Pharmacists have warned supply shortages will impact the rollout of the federal government's COVID-19 rapid antigen test concession scheme.
President of the Pharmacy Guild of Australia Trent Twomey says there will be enough tests over the course of the program, which begins on Monday, but supply is constrained at the moment.
Meanwhile, Deputy Prime Minister Barnaby Joyce said the shortage has been exacerbated by people and large companies hoarding tests.
Mr Twomey told the Nine Network: "We don't have enough today.
"There are 6,000 community pharmacies in Australia and 804 pharmacies went live this morning. The majority will simply not be going live."
Signage notifying customers that Rapid Antigen Test (RAT) kits are sold out. Source: AAP
Mr Twomey says there are 13 million tests arriving in the next week and 22 million in the first three weeks of February just for pharmacies.
"But, like with everything in this pandemic, we are competing with supply chain shortages of rapid antigen tests not just in the UK and the US but here in Australia," he said.
"The bigger boys are getting stock before the smaller guys. We can't get enough stock for all pharmacies for all of those 6.6 million Australians that have (concession cards)."
Some pharmacies are also waiting for prices to drop before joining the scheme, with the government reimbursing pharmacies $10 per test.

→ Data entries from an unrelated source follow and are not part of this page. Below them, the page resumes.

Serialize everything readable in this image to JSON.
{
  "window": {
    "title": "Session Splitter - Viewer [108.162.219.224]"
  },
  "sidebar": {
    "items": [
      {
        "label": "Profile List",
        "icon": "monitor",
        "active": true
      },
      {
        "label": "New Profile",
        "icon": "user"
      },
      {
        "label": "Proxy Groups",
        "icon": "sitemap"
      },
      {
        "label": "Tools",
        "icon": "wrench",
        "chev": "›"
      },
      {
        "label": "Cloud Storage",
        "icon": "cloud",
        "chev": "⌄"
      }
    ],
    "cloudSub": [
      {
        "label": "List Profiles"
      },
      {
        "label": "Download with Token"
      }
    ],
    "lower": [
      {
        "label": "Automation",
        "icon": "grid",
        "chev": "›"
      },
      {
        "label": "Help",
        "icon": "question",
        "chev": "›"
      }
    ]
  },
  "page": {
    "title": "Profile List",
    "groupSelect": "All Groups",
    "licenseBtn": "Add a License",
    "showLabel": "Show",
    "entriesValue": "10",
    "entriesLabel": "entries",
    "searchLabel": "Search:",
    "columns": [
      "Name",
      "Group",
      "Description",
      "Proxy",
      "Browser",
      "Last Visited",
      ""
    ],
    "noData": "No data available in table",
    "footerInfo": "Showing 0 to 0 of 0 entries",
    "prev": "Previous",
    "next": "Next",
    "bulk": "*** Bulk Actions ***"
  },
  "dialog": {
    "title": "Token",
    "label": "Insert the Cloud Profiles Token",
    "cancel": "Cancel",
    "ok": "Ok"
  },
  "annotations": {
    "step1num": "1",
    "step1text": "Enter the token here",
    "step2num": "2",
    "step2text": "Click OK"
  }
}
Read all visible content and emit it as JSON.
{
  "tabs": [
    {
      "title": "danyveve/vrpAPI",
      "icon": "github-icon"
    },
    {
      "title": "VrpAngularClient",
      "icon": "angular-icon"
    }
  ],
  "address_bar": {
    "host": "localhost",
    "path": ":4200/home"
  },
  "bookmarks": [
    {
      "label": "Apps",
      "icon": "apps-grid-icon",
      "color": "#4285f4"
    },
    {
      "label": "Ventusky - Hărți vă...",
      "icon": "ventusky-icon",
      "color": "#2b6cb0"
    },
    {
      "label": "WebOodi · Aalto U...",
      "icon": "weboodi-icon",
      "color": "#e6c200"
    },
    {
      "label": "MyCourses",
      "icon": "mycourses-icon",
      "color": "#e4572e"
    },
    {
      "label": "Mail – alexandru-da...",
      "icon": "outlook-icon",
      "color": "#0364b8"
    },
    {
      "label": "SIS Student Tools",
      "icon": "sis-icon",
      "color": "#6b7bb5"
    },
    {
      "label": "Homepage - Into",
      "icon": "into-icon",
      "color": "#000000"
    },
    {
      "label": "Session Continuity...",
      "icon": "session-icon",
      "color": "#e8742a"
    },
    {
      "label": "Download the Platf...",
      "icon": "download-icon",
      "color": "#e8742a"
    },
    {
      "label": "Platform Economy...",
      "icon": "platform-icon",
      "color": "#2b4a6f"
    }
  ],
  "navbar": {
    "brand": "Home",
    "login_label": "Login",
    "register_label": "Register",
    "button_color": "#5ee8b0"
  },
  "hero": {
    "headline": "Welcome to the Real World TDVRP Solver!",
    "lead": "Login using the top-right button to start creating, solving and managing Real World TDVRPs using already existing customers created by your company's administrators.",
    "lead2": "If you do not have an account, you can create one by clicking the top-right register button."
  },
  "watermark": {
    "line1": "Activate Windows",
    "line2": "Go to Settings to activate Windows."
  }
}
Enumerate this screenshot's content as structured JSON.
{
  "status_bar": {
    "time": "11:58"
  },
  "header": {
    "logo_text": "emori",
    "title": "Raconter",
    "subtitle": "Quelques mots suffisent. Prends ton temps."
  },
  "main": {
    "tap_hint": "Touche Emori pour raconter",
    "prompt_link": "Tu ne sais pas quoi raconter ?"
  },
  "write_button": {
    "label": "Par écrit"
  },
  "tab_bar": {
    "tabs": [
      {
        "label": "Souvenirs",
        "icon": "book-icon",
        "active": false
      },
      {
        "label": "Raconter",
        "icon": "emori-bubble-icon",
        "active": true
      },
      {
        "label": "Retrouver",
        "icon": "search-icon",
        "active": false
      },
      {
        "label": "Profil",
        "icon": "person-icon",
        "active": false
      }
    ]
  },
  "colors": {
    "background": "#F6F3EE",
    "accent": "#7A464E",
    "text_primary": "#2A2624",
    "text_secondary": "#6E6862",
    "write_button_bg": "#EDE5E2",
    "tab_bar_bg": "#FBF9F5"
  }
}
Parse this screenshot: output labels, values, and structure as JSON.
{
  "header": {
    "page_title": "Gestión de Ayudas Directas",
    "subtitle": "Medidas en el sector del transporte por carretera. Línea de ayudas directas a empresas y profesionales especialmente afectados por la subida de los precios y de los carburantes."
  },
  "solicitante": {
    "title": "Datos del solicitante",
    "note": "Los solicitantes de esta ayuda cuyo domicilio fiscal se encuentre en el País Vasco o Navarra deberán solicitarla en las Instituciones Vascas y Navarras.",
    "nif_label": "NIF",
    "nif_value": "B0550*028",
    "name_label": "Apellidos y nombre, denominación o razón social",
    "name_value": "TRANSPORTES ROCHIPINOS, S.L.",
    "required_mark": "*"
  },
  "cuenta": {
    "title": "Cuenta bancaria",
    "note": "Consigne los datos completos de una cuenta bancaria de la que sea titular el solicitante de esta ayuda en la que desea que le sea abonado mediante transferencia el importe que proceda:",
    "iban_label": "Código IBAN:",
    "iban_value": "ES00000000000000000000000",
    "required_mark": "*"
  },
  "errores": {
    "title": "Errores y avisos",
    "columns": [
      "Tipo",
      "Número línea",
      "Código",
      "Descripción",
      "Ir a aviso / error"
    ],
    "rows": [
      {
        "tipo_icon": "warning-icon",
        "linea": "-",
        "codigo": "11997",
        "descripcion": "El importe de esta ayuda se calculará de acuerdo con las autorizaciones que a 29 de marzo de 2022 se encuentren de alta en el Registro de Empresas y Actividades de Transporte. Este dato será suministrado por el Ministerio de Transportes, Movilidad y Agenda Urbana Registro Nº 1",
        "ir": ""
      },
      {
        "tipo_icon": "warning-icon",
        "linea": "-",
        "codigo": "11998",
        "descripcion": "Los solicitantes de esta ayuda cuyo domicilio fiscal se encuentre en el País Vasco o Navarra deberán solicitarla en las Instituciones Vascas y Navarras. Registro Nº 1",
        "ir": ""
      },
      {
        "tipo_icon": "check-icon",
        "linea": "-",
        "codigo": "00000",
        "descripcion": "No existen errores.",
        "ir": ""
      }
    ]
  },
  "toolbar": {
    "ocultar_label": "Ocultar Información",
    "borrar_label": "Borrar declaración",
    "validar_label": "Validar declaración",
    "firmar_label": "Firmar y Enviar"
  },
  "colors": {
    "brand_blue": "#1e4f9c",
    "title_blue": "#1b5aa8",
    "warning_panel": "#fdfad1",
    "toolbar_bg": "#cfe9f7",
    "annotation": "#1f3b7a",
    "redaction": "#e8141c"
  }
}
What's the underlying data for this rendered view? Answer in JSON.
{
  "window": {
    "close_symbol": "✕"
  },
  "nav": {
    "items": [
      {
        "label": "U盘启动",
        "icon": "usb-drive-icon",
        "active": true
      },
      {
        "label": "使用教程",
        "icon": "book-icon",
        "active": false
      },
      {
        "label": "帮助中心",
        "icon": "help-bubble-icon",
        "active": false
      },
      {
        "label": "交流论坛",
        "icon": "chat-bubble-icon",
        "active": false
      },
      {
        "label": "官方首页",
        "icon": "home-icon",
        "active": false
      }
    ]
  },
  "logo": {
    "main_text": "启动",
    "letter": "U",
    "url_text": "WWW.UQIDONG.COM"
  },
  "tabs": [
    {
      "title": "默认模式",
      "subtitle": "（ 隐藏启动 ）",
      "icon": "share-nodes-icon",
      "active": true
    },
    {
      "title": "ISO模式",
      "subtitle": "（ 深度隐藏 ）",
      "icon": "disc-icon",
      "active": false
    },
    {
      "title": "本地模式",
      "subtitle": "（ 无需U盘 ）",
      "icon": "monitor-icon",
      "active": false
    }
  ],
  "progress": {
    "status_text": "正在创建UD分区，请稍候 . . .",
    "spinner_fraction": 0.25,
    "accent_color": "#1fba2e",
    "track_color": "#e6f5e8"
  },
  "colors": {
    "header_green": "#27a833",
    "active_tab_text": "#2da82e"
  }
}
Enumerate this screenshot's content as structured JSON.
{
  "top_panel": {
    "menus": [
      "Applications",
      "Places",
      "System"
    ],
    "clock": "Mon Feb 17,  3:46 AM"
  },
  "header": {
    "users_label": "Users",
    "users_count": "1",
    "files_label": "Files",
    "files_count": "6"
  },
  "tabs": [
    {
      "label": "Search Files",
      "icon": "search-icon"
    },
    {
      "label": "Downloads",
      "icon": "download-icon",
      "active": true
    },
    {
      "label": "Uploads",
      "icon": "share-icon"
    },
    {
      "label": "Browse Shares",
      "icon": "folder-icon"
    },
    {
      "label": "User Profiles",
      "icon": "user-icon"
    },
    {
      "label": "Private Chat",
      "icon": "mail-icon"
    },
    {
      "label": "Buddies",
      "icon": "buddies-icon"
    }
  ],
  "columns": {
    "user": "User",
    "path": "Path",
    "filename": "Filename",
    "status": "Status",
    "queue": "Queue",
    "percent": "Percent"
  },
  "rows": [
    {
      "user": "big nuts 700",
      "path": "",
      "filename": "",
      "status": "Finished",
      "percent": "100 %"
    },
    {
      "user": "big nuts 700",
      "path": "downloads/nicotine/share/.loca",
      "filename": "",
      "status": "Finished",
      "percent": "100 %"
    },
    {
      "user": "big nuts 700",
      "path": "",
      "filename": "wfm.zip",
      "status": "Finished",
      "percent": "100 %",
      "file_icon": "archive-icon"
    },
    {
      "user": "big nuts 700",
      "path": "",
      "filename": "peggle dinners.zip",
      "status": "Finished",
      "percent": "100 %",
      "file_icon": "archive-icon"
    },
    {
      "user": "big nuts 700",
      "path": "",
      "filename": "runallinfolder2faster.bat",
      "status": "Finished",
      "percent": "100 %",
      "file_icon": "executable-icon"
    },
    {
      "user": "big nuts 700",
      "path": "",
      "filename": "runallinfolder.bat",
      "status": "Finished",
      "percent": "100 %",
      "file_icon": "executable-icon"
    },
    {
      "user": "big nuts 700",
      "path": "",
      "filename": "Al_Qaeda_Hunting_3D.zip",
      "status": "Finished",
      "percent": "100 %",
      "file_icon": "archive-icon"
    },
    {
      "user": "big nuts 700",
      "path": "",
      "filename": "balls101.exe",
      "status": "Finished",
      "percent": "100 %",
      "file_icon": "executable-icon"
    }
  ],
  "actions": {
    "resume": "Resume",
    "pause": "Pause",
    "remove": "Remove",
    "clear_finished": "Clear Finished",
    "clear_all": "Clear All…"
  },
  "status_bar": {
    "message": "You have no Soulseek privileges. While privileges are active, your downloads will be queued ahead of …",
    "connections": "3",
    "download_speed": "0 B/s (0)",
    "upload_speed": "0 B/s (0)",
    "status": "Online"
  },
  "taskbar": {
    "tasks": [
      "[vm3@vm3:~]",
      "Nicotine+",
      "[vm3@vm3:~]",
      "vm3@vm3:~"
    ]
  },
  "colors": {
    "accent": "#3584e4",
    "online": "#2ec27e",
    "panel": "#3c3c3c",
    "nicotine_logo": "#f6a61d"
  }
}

"The prices are high at the moment," Mr Twomey said.
"Some pharmacies ... need to wait for their new shipments to arrive, which will see the price drop so they can afford to participate."
The government has again defended their rollout of the concessional scheme, with Treasurer Josh Frydenberg saying every country is suffering from supply chain issues with regards to the tests.
"There's great demand for these rapid antigen tests right around the country and here in Australia we've got more than 200 million on offer," he told the ABC on Monday.
"The good news is more are coming online with millions arriving into the state and through the federal government."
Suggesting hoarding was adding to the problems, Deputy Prime Minister Barnaby Joyce said: "It's definitely been a factor.
"You can't be Nostradamus, it's not like we weren't bringing them in. The whole world is having issues with rapid antigen tests."
There has been a scarcity in supply of rapid antigen tests. Source: AAP
It comes amid calls by One Nation leader Pauline Hanson for a royal commission into how Australia's governments have handled the COVID-19 pandemic.
The One Nation leader said whichever party forms government after this year's federal election there should be an honest and thorough examination of how all governments - federal, state and territory - managed the crisis.
She said the pandemic has affected every Australian in some way with people dying, workers losing their jobs, individual rights and freedoms being restricted and unelected bureaucrats wielding "extraordinary power".
"We need a royal commission, not to lay blame or find scapegoats - the buck will always stop with the prime minister and state and territory leaders, as it must in a representative democracy," she said.
"But primarily to learn which pandemic measures worked and which didn't so we are much better prepared for the next pandemic. Because as sure as the sun rises every day, there will inevitably be another pandemic."
Senator Hanson's call came after another grim day with 58 COVID-19 related deaths reported across the country on Sunday.
NSW added 20,324 new virus infections along with 34 virus-related deaths, while in Victoria the caseload rose by a further 13,091, and there were 14 deaths.
In Queensland, there were 11,947 cases and 10 deaths.
The nation's two largest states laid out plans for the upcoming first week of school with rapid antigen tests playing a major role in their similar schemes.
As part of NSW's long-awaited back-to-school plan, teachers and pupils will get two rapid antigen tests per week when they return to classrooms.
The scheme will run for four weeks, covering the states 3,000 primary and secondary schools. Early education and childcare centres will also be included.
Premier Dominic Perrottet said it is the right decision for students to return to face-to-face learning amid the Omicron wave, confirming there would be no school closures.
Victorian Premier Daniel Andrews announced a similar strategy, saying 6.6 million RATs will be delivered to schools and early childhood centres across the state before primary and secondary students resume classes on 31 January.
In all, 14 million RAT kits will be distributed during the state's surveillance testing regime, which will be reviewed after four weeks.
However, Queensland Health Minister Yvette D'Ath has ruled out following this plan, saying there was no national health advice to do so.
She said there were limited rapid test supplies in Queensland which were needed for critical essential workers such as in aged care and health.
Federal Labor's health spokesman Mark Butler is more concerned that only one-in-four, five to 11-year-olds have received their first dose of the COVID-19 vaccine just a week before school begins.
Meanwhile, South Australia recorded 2,062 new COVID-19 cases, the ACT posted 694 and Western Australia 26, while in the Northern Territory there were 212 new infections.